Task details:
Gather every line from the entries below that includes "count".

Stored items
>>>>>

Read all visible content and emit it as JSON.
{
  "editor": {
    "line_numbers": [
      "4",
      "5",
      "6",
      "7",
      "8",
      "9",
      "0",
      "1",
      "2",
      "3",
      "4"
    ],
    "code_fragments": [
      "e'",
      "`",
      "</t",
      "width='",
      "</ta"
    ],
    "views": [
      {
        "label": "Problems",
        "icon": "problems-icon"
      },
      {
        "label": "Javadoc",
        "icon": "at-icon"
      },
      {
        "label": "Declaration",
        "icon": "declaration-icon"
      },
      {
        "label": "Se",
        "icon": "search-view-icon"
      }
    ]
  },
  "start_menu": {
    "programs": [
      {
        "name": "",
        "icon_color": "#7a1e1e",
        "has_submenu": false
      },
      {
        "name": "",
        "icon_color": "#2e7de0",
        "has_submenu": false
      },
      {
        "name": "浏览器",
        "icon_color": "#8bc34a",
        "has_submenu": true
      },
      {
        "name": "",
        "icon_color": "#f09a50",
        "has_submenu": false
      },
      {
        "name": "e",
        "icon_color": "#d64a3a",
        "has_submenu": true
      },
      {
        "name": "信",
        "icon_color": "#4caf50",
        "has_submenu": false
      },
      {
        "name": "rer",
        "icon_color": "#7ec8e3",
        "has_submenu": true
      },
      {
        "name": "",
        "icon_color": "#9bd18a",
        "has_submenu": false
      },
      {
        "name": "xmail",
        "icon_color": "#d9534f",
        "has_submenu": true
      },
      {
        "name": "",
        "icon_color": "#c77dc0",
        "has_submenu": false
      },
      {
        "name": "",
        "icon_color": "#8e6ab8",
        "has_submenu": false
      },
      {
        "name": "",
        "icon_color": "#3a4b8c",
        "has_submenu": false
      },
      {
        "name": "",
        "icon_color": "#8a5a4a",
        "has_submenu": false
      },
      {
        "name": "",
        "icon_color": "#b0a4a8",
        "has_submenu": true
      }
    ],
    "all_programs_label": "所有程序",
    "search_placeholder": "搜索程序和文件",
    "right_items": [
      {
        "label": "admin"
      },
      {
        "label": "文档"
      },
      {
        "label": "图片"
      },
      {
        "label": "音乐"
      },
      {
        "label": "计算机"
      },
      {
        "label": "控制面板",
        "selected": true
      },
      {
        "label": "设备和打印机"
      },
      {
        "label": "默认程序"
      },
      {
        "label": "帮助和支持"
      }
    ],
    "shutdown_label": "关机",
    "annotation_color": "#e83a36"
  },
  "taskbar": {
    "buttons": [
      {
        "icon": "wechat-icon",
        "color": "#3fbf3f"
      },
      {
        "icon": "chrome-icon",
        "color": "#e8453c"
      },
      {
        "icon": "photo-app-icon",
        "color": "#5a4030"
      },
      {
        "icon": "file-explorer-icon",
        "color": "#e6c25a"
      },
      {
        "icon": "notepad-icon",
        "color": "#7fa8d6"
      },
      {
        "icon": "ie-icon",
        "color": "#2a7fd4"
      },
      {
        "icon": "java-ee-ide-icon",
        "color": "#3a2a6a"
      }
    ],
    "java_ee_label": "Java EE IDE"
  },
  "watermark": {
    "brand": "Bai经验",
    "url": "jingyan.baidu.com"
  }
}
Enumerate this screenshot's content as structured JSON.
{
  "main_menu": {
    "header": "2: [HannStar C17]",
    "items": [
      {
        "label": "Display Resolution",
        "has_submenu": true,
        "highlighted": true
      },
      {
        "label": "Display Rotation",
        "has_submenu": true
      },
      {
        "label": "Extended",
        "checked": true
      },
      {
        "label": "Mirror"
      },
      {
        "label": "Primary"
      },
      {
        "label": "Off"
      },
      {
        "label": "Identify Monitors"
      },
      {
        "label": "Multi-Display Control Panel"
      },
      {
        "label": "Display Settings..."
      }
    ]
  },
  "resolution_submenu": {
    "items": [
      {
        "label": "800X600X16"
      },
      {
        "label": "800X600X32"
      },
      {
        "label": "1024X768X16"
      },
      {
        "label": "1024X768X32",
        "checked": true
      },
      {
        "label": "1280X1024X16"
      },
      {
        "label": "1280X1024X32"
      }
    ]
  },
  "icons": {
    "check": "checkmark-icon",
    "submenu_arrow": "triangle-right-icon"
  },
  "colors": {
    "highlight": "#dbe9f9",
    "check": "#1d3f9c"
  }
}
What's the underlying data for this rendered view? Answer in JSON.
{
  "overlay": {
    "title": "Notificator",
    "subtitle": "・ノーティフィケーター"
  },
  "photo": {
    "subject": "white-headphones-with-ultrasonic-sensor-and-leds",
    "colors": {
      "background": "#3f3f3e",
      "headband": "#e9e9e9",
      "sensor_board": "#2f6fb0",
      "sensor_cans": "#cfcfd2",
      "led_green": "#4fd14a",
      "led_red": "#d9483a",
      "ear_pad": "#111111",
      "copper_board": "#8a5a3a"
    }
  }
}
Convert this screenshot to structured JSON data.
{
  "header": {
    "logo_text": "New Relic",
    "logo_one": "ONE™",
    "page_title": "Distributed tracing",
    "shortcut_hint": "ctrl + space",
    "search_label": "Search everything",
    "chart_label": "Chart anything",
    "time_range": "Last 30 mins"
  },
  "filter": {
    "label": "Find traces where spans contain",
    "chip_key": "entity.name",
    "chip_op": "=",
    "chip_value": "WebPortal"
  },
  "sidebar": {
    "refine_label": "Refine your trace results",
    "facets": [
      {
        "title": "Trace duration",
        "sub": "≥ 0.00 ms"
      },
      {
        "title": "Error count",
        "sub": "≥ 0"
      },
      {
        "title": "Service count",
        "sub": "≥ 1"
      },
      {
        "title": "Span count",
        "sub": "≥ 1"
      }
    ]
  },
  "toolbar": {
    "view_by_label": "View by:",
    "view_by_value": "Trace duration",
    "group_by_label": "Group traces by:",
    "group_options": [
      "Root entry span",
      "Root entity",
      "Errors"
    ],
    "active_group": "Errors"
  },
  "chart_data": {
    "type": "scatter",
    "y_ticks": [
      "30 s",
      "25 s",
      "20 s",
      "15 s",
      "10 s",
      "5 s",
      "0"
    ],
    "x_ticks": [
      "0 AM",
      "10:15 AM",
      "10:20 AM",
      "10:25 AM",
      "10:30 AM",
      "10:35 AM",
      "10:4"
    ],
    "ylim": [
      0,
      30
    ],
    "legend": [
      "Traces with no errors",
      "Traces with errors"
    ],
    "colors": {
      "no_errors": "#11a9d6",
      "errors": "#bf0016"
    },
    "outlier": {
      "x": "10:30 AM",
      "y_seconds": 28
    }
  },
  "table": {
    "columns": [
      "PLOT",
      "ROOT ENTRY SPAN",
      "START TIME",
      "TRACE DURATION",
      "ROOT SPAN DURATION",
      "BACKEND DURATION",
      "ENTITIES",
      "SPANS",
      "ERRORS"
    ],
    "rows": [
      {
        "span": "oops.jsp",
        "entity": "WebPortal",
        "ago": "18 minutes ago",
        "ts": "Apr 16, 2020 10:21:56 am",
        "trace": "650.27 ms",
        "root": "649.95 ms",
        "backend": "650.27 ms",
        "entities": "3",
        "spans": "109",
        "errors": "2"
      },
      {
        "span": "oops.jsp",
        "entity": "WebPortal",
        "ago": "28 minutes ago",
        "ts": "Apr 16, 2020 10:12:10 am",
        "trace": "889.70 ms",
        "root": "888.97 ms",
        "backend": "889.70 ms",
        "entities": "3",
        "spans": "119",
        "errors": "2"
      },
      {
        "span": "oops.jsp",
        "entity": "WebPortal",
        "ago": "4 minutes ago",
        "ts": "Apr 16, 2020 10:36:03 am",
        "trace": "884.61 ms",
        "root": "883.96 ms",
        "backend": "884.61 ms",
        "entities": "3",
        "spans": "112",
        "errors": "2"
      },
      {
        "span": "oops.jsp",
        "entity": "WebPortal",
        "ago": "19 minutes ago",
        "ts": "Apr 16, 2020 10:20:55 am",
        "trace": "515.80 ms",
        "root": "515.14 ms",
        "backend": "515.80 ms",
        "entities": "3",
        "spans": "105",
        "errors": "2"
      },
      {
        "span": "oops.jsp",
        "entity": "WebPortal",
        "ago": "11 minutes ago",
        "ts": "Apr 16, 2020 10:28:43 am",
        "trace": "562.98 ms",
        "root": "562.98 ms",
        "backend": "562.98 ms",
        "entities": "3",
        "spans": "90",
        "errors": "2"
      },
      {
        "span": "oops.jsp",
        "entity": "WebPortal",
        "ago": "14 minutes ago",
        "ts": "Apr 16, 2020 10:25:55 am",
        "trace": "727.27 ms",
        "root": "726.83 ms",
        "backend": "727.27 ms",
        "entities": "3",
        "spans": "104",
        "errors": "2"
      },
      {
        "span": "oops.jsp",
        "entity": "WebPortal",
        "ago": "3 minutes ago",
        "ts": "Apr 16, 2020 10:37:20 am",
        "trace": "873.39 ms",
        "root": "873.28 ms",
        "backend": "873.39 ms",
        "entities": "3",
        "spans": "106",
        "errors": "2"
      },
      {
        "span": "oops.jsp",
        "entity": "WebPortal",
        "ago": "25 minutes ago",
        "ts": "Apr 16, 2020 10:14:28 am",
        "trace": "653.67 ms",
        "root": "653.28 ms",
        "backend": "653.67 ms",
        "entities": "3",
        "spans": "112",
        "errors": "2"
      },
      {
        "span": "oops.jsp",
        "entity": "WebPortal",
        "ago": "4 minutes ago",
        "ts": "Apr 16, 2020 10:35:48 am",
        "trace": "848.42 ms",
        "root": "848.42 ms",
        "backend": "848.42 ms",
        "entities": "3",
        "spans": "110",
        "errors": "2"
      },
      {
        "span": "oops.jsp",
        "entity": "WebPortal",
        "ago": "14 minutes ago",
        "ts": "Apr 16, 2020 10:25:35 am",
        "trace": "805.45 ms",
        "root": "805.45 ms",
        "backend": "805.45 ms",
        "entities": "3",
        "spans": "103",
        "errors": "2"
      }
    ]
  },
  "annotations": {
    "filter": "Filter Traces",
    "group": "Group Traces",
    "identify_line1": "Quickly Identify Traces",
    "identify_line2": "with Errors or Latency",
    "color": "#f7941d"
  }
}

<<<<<

Answer section:
        "title": "Error count",
        "title": "Service count",
        "title": "Span count",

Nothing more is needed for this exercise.